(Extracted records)
════════════════════

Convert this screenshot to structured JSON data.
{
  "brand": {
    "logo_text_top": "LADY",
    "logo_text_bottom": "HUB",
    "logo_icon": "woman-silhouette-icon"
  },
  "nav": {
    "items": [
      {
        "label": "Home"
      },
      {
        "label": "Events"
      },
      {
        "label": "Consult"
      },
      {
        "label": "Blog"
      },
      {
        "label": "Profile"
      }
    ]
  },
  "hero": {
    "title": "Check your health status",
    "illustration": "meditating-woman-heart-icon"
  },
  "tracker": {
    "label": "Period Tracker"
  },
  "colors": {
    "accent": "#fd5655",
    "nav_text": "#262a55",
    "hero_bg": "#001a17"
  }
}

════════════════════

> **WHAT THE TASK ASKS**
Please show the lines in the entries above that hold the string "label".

> **RESPONSE TO THE EXERCISE**
        "label": "Home"
        "label": "Events"
        "label": "Consult"
        "label": "Blog"
        "label": "Profile"
    "label": "Period Tracker"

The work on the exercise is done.